Their round, flattish bodies covered with yellows, oranges and browns are perfect camouflage as they lie among
the rocks and weeds of the sea bed.
All sharks have a scientific name and a common name. If you have seen the film Jaws you know what the great
white shark (Carcharodon carcharias) looks like. Using their common names as a clue, try drawing a picture
of some of the sharks listed below.
Dogfish - Starry smooth hound - Wobbegong - Black tip reef shark - Goblin shark - Megamouth shark Leopard shark - Hammerhead shark - Bull huss - Nurse shark
When you have finished, look at the Sea Life Centre drawings to see how close you were.
Shark Q & A
1. Are sharks considered to be a fish?
Yes. They live in water, and use their gills to get oxygen from the water. Sharks are a special type of fish
because their body is made from cartilage instead of bones like other fish. The scientific name of this type of
fish is elasmobranch. This group also includes rays, sawfish and skates. Cartilage does not fossilize, so the only
clues about sharks from the past are their teeth.
2. Do sharks have good eyesight?
Only ocean pelagic sharks have good eyesight. Most sharks have poor eyesight and rely on their other senses
to detect prey.
3. Are sharks always hungry?
No, sharks can go up to six weeks without feeding. The record for a shark fasting was a swell shark which did
not eat for 15 months. Sharks can enter what is called an "eating phase" in which they might get peckish, but in
general, they do not get hungry.
4. Do sharks only eat meat?
Sharks are omnivorous, which means they eat both meat and vegetation. Sharks will eat anything, and if there

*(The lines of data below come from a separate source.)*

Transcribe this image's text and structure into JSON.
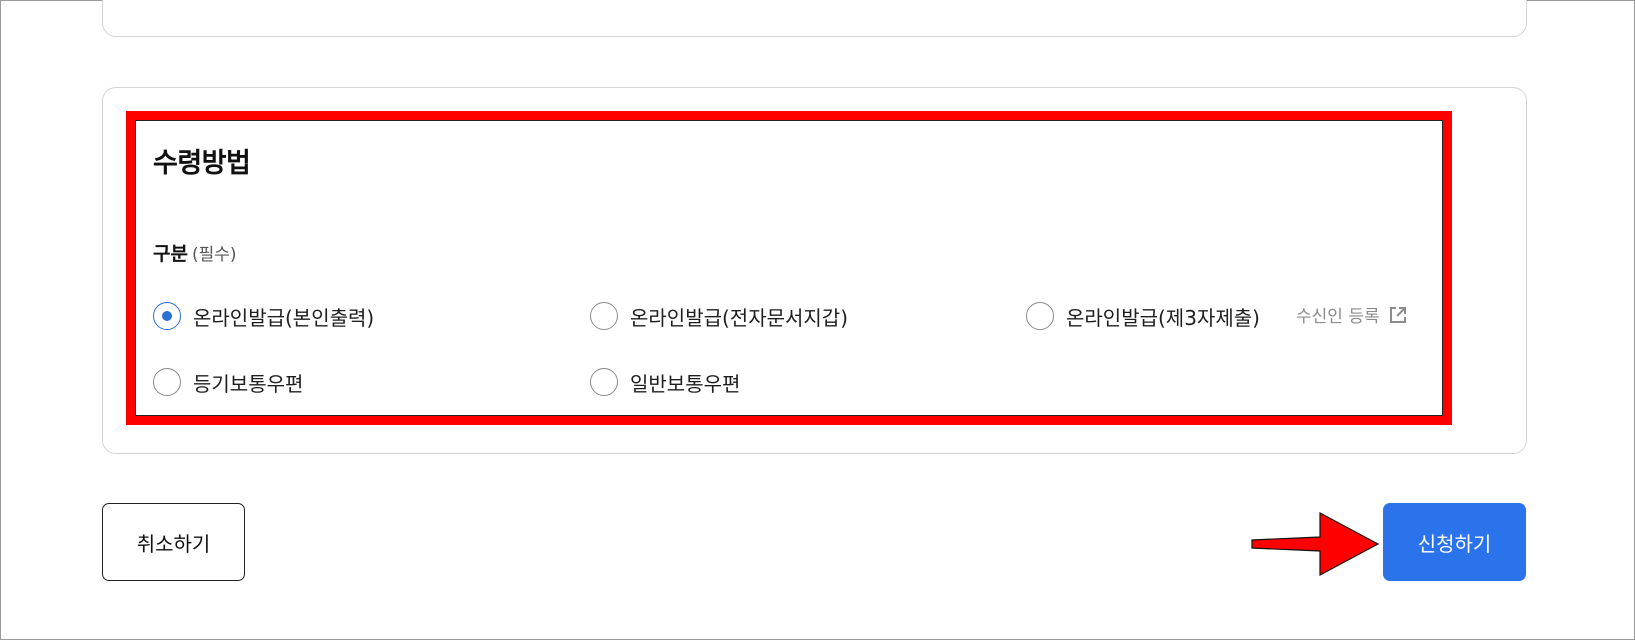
{
  "section": {
    "title": "수령방법",
    "field_label": "구분",
    "required_label": "(필수)"
  },
  "options": [
    {
      "label": "온라인발급(본인출력)",
      "checked": true
    },
    {
      "label": "온라인발급(전자문서지갑)",
      "checked": false
    },
    {
      "label": "온라인발급(제3자제출)",
      "checked": false
    },
    {
      "label": "등기보통우편",
      "checked": false
    },
    {
      "label": "일반보통우편",
      "checked": false
    }
  ],
  "recipient_link": {
    "label": "수신인 등록",
    "icon": "external-link-icon"
  },
  "actions": {
    "cancel_label": "취소하기",
    "submit_label": "신청하기"
  },
  "colors": {
    "accent": "#2a73ea",
    "radio_checked": "#2a6fd6",
    "highlight_border": "#ff0000",
    "arrow": "#ff0000"
  }
}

is not a good supply of meat on the menu, they will eat sea vegetation. In fact, the largest shark of all, the
whale shark, is mainly a plankton feeder.
5. Can shark meat be used as food for humans?
Yes, if it is properly prepared. In some countries shark meat is marketed under its own name, in others it is
marketed under ‘disguised’ names because people reject the idea of sharks as food. In America, mako shark
flesh is often sold as swordfish. In Britain, many spiny dogfish sharks end up in fish and chip shops! The “yuck,
that’s disgusting!” factor against shark meat comes from the scavenging habits people associate with sharks,
and the fact that the meat spoils quickly.